The death of Rochester Police Officer Manny Ortiz is being called a tragic accident after Monroe County Sheriff Todd Baxter announced results of the investigation into the Nov. 2 mishap.
Ortiz, 52, accidentally shot himself in the left leg with his personal weapon while driving to work, and the bullet hit an artery. Good Samaritans tried to help immediately and deputies were there in seven minutes, but Ortiz died after the accident on Empire Boulevard in Penfield.
“Manny was a true giant in the department,” Rochester Police Chief La’Ron Singletary said at a news conference Nov. 4. “He was a true servant of this community. He loved his Hispanic heritage. He left a legacy of love, respect and service. We continue to honor his left. We will get through this. We will take it day by day.”
Ortiz was a 22-year veteran of the RPD who continued to work the overnight shift. He was assigned to the Community Affairs Bureau, and had worked in the northeast part of the city and in the downtown bar district.
“There’s not anything Manny would not do for anyone,” Singletary said. “He would speak to anybody. It speaks to his will for the job that after 22 years, he’s still working 7 p.m. to 3 a.m.
Singletary, who started with RPD 19 ½ years ago in the same section as Ortiz, said the officer loved to teach. “He had a knack for training. He was always willing to do what was asked of him. He will always be remembered.”
Of the four deputies first on the scene, Ortiz had trained three of them at the academy. Even though Ortiz was in street clothes, they knew their mentor.
Baxter said Ortiz died of an accidental self-inflicted gunshot wound from a Smith & Wesson M&P 9 mm that hit the femoral artery in his left thigh.

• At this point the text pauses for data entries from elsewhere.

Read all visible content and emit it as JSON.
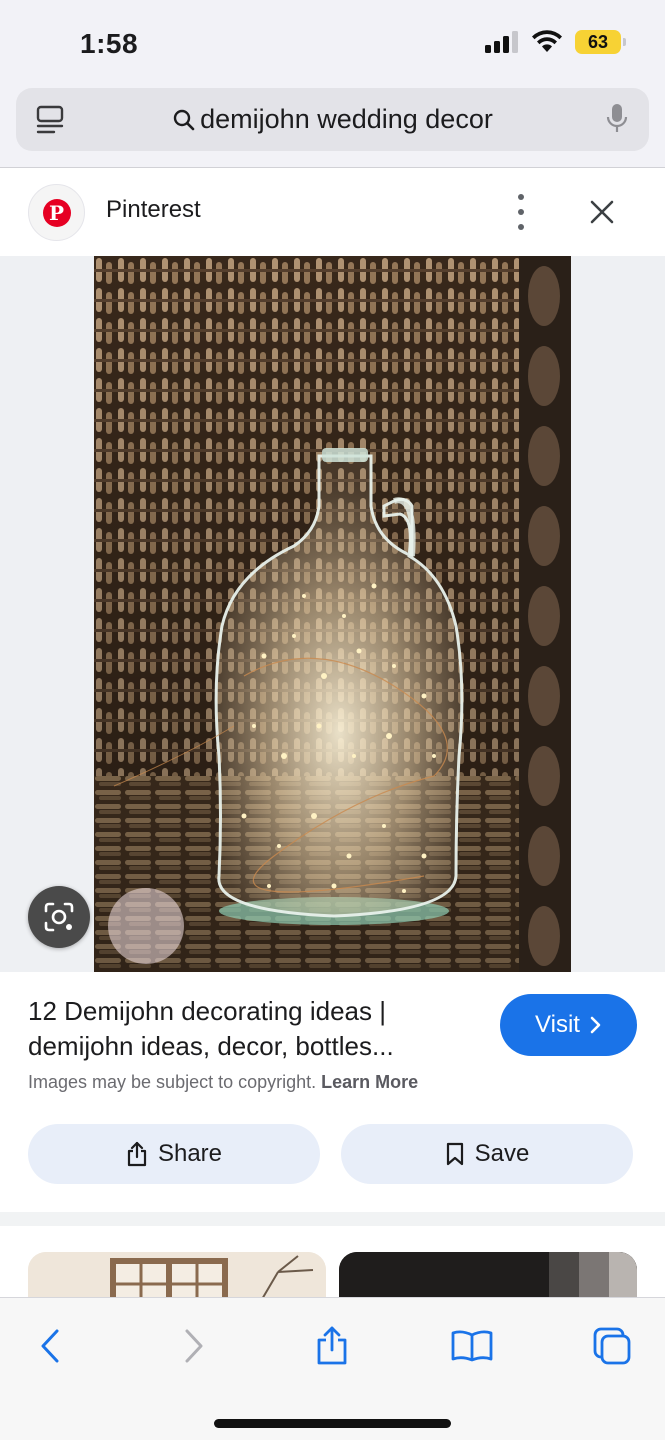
{
  "status_bar": {
    "time": "1:58",
    "battery": "63"
  },
  "search": {
    "query": "demijohn wedding decor"
  },
  "source": {
    "name": "Pinterest"
  },
  "result": {
    "title": "12 Demijohn decorating ideas | demijohn ideas, decor, bottles...",
    "visit_label": "Visit",
    "copyright_text": "Images may be subject to copyright.",
    "learn_more": "Learn More",
    "share_label": "Share",
    "save_label": "Save"
  },
  "colors": {
    "accent": "#1a73e8",
    "pill_bg": "#e8eef9",
    "pinterest_red": "#e60023",
    "battery": "#f7d234",
    "ios_blue": "#1a73e8"
  },
  "icons": {
    "tabs": "tabs-icon",
    "search": "search-icon",
    "mic": "microphone-icon",
    "more": "more-vertical-icon",
    "close": "close-icon",
    "lens": "google-lens-icon",
    "share": "share-icon",
    "save": "bookmark-icon",
    "back": "back-arrow-icon",
    "forward": "forward-arrow-icon",
    "toolbar_share": "share-icon",
    "bookmarks": "book-icon",
    "tab_switcher": "tabs-icon"
  }
}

The femoral artery is one of the body’s major arteries and it supplies blood to the leg.
The shot caused the car to veer into the ravine.
Baxter gave a timeline of the event:
- At 6:56 p.m., Ortiz called his fiancée and told her he accidentally shot himself in the leg and was going to a hospital. Shortly after, the first call comes to 911 from motorists traveling behind him at 1385 Empire Blvd. in Penfield.
- At 7:03 p.m., the first deputies arrived.
- By 7:10 p.m., deputies remove Ortiz from the vehicle and apply tourniquets.
- At 7:13 p.m., Ortiz is declared deceased.
Monroe County Sheriff Chief Deputy Michael Fowler said witnesses saw Ortiz’s GMC Envoy drift into the oncoming lane and then into the ravine. The witnesses – one of whom was a registered nurse — stopped, but weren’t able to get Ortiz out of the car. He said the witnesses guided deputies to the car in the heavy brush about 10 yards off the road.
Baxter said the gun was recovered in the car and in its holster, but it appeared the gun was out of the holster when it fired. Baxter said the holster has a trigger guard. The Sheriff’s Office clarified that the gun has a safety on the left-hand side of the slide.
“There are a few questions we’re never going to be able to answer, for obvious reasons,” Baxter said.
Baxter said the bullet appeared to travel from the waistband on Ortiz’s right side through his left thigh. The bullet was found in the driver side door panel.
Asked if this would lead to changes in protocol for transporting personal weapons, Baxter said, “We always look at training opportunities. We said it the other night. This is a tragic accident. You can’t prevent every accident from occurring. There are a thousand ways to have a tragic accident.”
Baxter said 35 deputies worked on the investigation over the previous two days, and there were witness statements and dashboard video from a vehicle traveling behind Ortiz.
Ortiz’s death is the second major blow to RPD in a month. On Oct. 4, Officer Denny Wright was seriously wounded when answering a call for family trouble. Wright was hospitalized and then in a rehabilitation unit until Oct. 25, when he was able to go home.
“Here we are in another trying time,” Singletary said. “This tests our fortitude, our strength, our character. Together we will get through this, with community support.”
Several members of the RPD command staff and representatives of Monroe Ambulance attended the news conference at the Monroe County Sheriff’s Office. Before and after, they exchanged tight hugs.
Singletary said the emotional well-being of all members of the RPD is his priority, and counselors and clergy are available.
“A lot of times in law enforcement, we hold things in,” he said. “I think what we can do is talk to one another. The worst thing we can do is act like it did not happen. We have to remember who Manny was. We do that by talking.”